Intuit was built on the back of Quickbooks but today the product today makes less than 6% of the company’s revenues and under 2% of the profits. Making matters worse is the old code base is clunky, proprietary and expensive to maintain.

Apart from getting a captive – and almost certainly dwindling – client base, there doesn’t seem to be a lot to attract buyers for Quickbooks as a desktop based product in a market shifting to the cloud.

The shifting business model hurts more than Intuit; the accountants, resellers and other service providers who were making a decent income from selling or supporting the box products have seen their margins evaporate.

For users, both Intuit and the services providers moving away from the product risks leaving them and their data stranded, something every business should understand about the risks of proprietary formats.

The shift though by Intuit should be a warning to small businesses that the days of box and inhouse software are numbered and running packages on servers and desktops will soon be for large organisations or niche applications.

Almost every business is going to have to plan its move to the cloud, those who don’t are increasingly going to be left behind in a shifting market.

Aug 202015
 
google-data-center-mayescounty-employee2

One of the defining features of the next decade’s successful businesses is how they manage data. No company has a greater challenge in dealing with information than Google.

In a feature tracking Google’s evolving data centres, Techcrunch describes how the company has dealt with the challenge of being the web’s repository.

The challenge has been huge, Google’s current Jupiter network delivers a petabit each second, a hundred times more capacity than its first-generation network and in 2005.

Google boasts 10,000 of their servers are capable of reading all of the scanned data in the Library of Congress in less than a tenth of a second.

While most businesses won’t need that sort of capacity in the near future, the exponential growth Google has dealt with is the same issue facing most managers and business owners as more devices, staff and customers become connected.

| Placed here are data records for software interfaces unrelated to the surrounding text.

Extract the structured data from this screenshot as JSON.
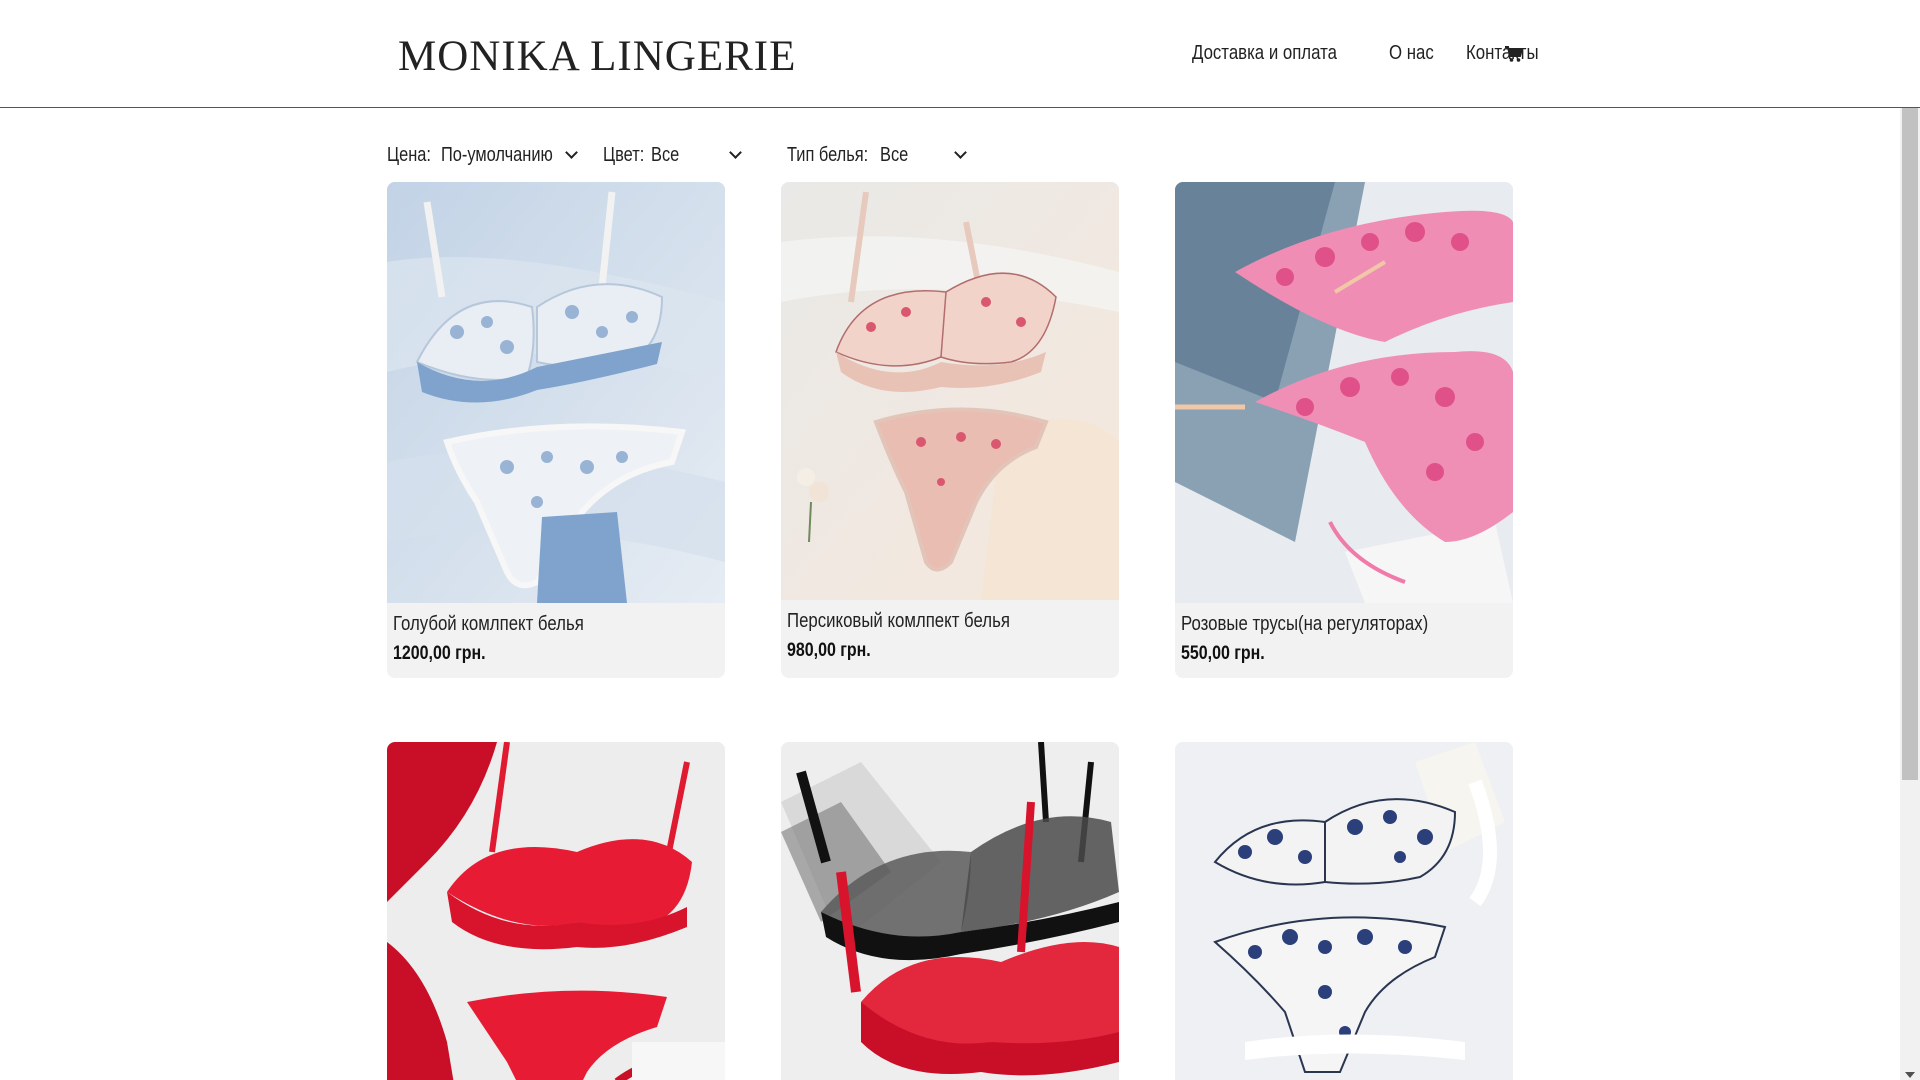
{
  "header": {
    "logo": "MONIKA LINGERIE",
    "nav": [
      "Доставка и оплата",
      "О нас",
      "Контакты"
    ],
    "cart_icon": "cart-icon"
  },
  "filters": [
    {
      "label": "Цена:",
      "value": "По-умолчанию"
    },
    {
      "label": "Цвет:",
      "value": "Все"
    },
    {
      "label": "Тип белья:",
      "value": "Все"
    }
  ],
  "products": [
    {
      "name": "Голубой комлпект белья",
      "price": "1200,00 грн."
    },
    {
      "name": "Персиковый комлпект белья",
      "price": "980,00 грн."
    },
    {
      "name": "Розовые трусы(на регуляторах)",
      "price": "550,00 грн."
    },
    {
      "name": "",
      "price": ""
    },
    {
      "name": "",
      "price": ""
    },
    {
      "name": "",
      "price": ""
    }
  ],
  "colors": {
    "accent_loadbar": "#2a7fc1",
    "card_bg": "#f2f2f2",
    "text": "#222222"
  }
}
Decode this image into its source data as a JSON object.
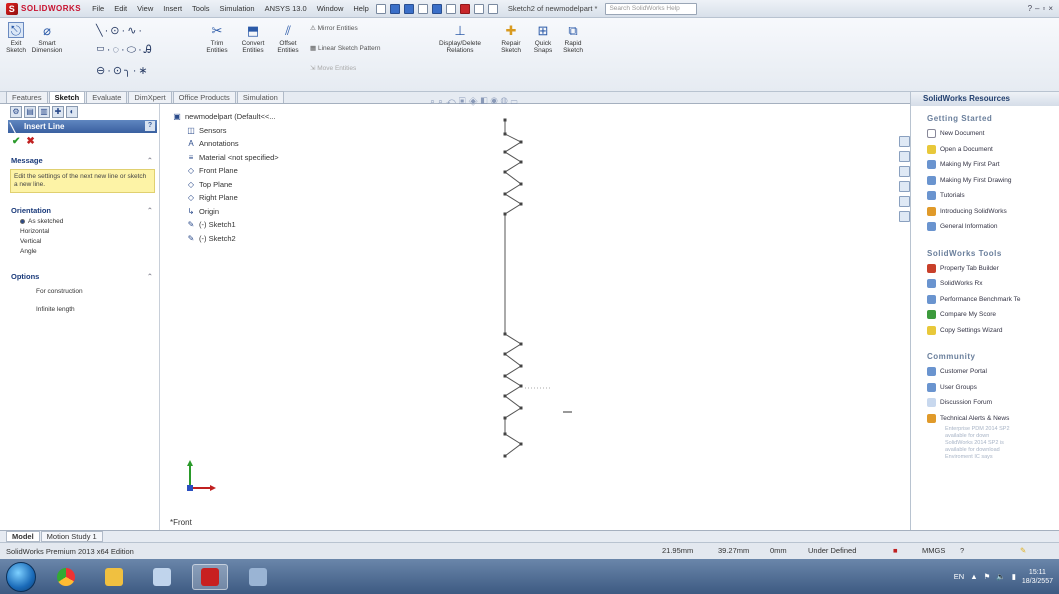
{
  "app": {
    "logo_text": "SOLIDWORKS",
    "document_title": "Sketch2 of newmodelpart *",
    "search_placeholder": "Search SolidWorks Help"
  },
  "menu": [
    "File",
    "Edit",
    "View",
    "Insert",
    "Tools",
    "Simulation",
    "ANSYS 13.0",
    "Window",
    "Help"
  ],
  "commands": {
    "exit_sketch": "Exit Sketch",
    "smart_dimension": "Smart Dimension",
    "trim_entities": "Trim Entities",
    "convert_entities": "Convert Entities",
    "offset_entities": "Offset Entities",
    "mirror_entities": "Mirror Entities",
    "linear_sketch_pattern": "Linear Sketch Pattern",
    "move_entities": "Move Entities",
    "display_delete_relations": "Display/Delete Relations",
    "repair_sketch": "Repair Sketch",
    "quick_snaps": "Quick Snaps",
    "rapid_sketch": "Rapid Sketch"
  },
  "tabs": [
    "Features",
    "Sketch",
    "Evaluate",
    "DimXpert",
    "Office Products",
    "Simulation"
  ],
  "active_tab": "Sketch",
  "property_manager": {
    "title": "Insert Line",
    "help": "?",
    "ok_symbol": "✔",
    "cancel_symbol": "✖",
    "message_title": "Message",
    "message_text": "Edit the settings of the next new line or sketch a new line.",
    "orientation_title": "Orientation",
    "orientation_options": [
      "As sketched",
      "Horizontal",
      "Vertical",
      "Angle"
    ],
    "options_title": "Options",
    "options": [
      "For construction",
      "Infinite length"
    ],
    "collapse_symbol": "⌃"
  },
  "tree": {
    "root": "newmodelpart (Default<<...",
    "items": [
      "Sensors",
      "Annotations",
      "Material <not specified>",
      "Front Plane",
      "Top Plane",
      "Right Plane",
      "Origin",
      "(-) Sketch1",
      "(-) Sketch2"
    ]
  },
  "graphics": {
    "view_label": "*Front"
  },
  "task_pane": {
    "title": "SolidWorks Resources",
    "sections": [
      {
        "title": "Getting Started",
        "items": [
          "New Document",
          "Open a Document",
          "Making My First Part",
          "Making My First Drawing",
          "Tutorials",
          "Introducing SolidWorks",
          "General Information"
        ]
      },
      {
        "title": "SolidWorks Tools",
        "items": [
          "Property Tab Builder",
          "SolidWorks Rx",
          "Performance Benchmark Te",
          "Compare My Score",
          "Copy Settings Wizard"
        ]
      },
      {
        "title": "Community",
        "items": [
          "Customer Portal",
          "User Groups",
          "Discussion Forum",
          "Technical Alerts & News"
        ]
      }
    ],
    "faded_news": [
      "Enterprise PDM 2014 SP2",
      "available for down",
      "SolidWorks 2014 SP2 is",
      "available for download",
      "Enviroment IC says"
    ]
  },
  "bottom_tabs": [
    "Model",
    "Motion Study 1"
  ],
  "status": {
    "edition": "SolidWorks Premium 2013 x64 Edition",
    "x": "21.95mm",
    "y": "39.27mm",
    "z": "0mm",
    "state": "Under Defined",
    "units": "MMGS"
  },
  "taskbar": {
    "lang": "EN",
    "time": "15:11",
    "date": "18/3/2557"
  }
}
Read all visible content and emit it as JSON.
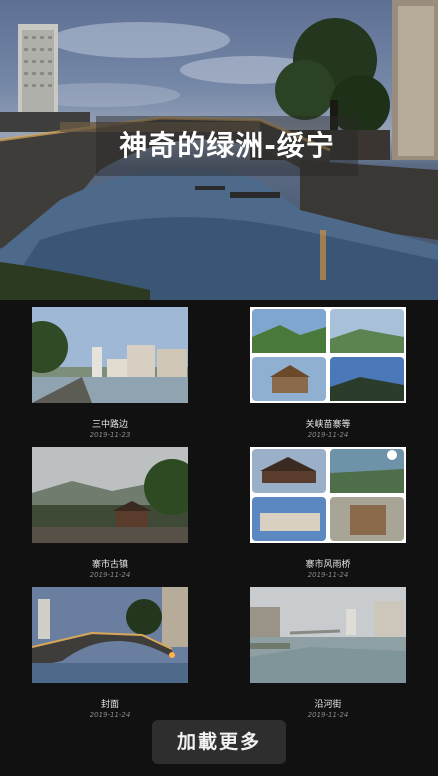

For most organisations, dealing with that dramatic growth is almost impossible and this is why automated services running on the cloud will become even more a part of daily working life. Those services will be running on the technology Google is developing today.

 

 

 

Jul 292015
 
facebook-buy-button-powered-by-stripe

Payment service Stripe joins the unicorn club as credit card company Visa becomes the latest investor reports the Re/Code website.

Two years ago this site interviewed John Collison, one of the Irish twins who founded Stripe about their mission to bring the payments industry in the 21st Century.

With the Visa investment it now means two of the world’s three major credit card companies are investors in Stripe, the other being American Express, and this shows the incumbent players are acutely aware of the changes happening in the payments world.

That credit card companies are investing in the businesses that threaten to disrupt their industry indicates the incumbents’ savvy management; while there are cultural and ethical barriers in trying to undercut the existing profitable products, having a stake in the new competitors gives companies like Visa and AmEx to remain relevant in a post credit card world.

For Stripe, investment from what could have been their major competitors not only takes some of the pressure off the the business but also opens opportunities for technology sharing and access to bigger markets.

Probably the most important thing for Strip with the Amex and Visa investments is they legitimise the business and the entire payments startup sector. It’s an important vote of confidence in the technologies and market.

For the Collison twins it also helps build better businesses, as John told Decoding the New Economy two years ago, “if we just building a business to take transactions from PayPal and get them onto Stripe, that’s not that interesting. What is interesting is if we can create new types of transactions that would not have existed otherwise.”

“By providing better infrastructure for anyone to build a global business. That will change the kind of things people will build.”

Now more people will be looking at what they can build on these payment platforms.